Work instructions » Your answer should repeat every line of the records below in which the word "text" appears.

Information provided »
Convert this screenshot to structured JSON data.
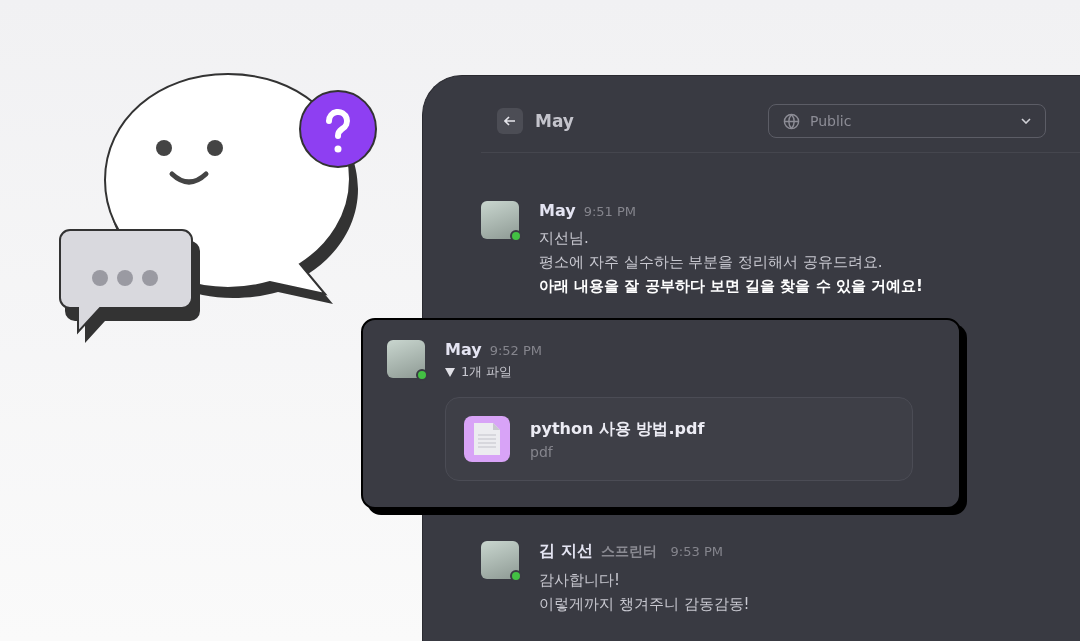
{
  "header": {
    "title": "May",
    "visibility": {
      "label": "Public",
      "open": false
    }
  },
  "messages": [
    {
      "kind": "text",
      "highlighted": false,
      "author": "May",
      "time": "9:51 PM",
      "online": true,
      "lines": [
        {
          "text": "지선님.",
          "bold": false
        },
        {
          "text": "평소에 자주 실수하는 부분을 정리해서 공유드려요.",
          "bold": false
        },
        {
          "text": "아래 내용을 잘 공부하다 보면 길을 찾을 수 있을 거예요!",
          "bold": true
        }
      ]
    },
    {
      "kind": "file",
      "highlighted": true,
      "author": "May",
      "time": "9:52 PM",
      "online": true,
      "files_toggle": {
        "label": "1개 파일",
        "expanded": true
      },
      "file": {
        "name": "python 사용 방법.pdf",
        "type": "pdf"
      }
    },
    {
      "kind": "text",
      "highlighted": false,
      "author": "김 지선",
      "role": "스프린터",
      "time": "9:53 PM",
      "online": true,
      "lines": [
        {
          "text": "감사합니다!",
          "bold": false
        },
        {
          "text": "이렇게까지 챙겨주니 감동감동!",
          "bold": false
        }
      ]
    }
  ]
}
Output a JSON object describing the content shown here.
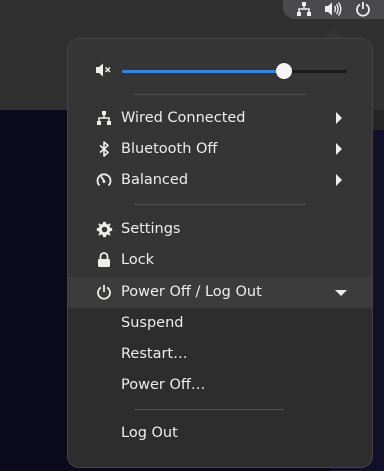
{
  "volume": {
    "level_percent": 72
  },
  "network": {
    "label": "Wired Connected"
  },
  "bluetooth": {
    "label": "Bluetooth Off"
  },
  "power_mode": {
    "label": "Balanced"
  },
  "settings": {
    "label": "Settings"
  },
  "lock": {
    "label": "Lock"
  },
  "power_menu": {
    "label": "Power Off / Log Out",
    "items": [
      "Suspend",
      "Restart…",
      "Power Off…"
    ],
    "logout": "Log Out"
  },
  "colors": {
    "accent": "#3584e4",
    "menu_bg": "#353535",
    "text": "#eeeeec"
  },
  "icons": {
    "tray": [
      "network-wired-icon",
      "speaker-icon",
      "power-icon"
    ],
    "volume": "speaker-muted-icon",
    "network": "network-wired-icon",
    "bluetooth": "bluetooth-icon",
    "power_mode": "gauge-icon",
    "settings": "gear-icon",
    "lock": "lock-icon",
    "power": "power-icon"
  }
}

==

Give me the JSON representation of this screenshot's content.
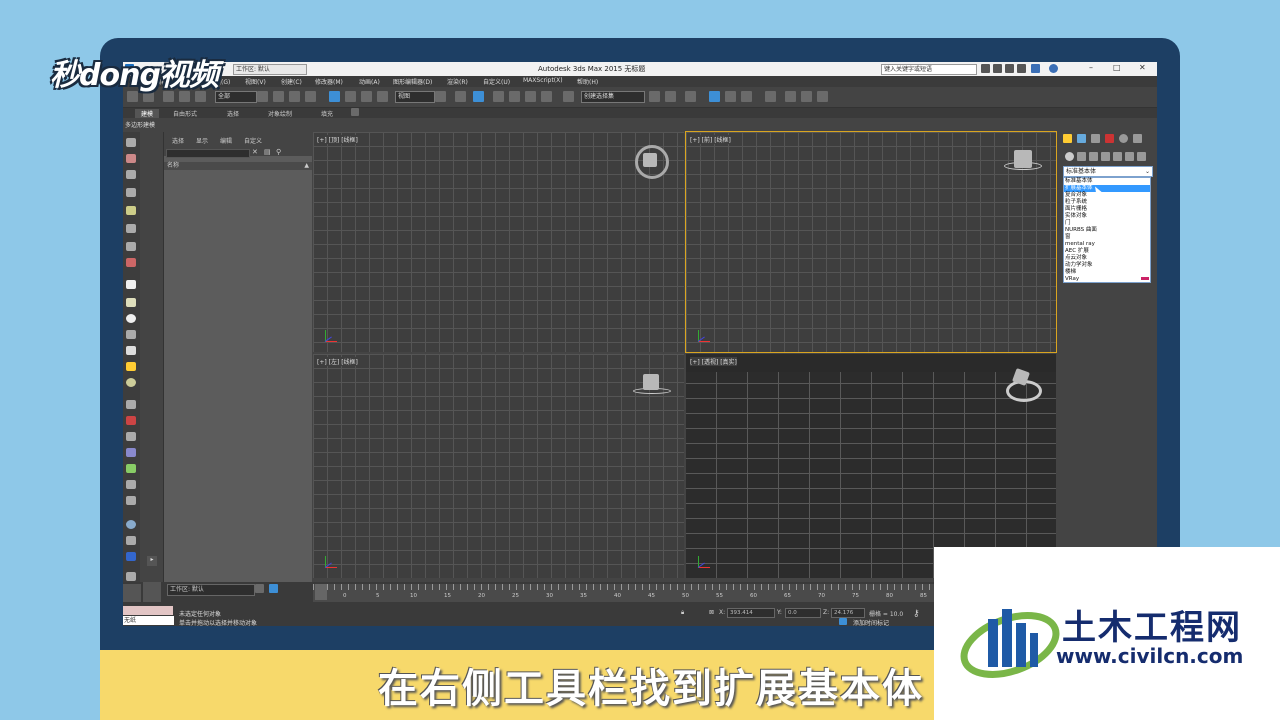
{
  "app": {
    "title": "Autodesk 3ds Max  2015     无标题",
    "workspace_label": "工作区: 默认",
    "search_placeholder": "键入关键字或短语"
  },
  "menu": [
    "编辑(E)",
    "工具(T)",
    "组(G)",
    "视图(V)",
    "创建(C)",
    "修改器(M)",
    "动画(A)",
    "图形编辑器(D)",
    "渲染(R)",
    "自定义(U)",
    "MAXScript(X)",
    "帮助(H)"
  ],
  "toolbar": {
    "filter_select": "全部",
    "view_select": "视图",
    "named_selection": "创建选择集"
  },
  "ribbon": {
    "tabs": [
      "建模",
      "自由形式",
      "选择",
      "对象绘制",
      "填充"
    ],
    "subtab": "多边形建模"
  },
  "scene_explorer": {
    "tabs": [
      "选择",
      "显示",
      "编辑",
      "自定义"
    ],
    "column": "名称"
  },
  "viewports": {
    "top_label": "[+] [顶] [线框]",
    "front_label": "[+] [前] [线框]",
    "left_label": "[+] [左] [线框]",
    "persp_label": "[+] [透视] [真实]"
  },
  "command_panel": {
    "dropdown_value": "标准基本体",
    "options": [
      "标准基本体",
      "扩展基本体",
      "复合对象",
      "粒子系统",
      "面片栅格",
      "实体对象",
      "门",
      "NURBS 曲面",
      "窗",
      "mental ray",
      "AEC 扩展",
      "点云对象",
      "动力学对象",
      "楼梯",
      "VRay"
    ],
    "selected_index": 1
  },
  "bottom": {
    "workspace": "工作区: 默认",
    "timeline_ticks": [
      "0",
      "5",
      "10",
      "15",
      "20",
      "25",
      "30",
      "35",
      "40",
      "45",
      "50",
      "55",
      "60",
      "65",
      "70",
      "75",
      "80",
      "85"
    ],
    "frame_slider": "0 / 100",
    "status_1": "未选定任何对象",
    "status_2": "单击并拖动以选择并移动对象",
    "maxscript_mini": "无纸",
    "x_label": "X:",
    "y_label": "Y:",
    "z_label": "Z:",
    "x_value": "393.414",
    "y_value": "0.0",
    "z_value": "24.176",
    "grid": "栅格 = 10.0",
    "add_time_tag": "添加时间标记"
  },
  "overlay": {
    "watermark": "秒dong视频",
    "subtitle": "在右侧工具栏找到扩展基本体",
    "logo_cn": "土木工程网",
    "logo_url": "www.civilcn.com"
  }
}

Answer »
      "kind": "text",
          "text": "지선님.",
          "text": "평소에 자주 실수하는 부분을 정리해서 공유드려요.",
          "text": "아래 내용을 잘 공부하다 보면 길을 찾을 수 있을 거예요!",
      "kind": "text",
          "text": "감사합니다!",
          "text": "이렇게까지 챙겨주니 감동감동!",
    "text": "#eeeeec"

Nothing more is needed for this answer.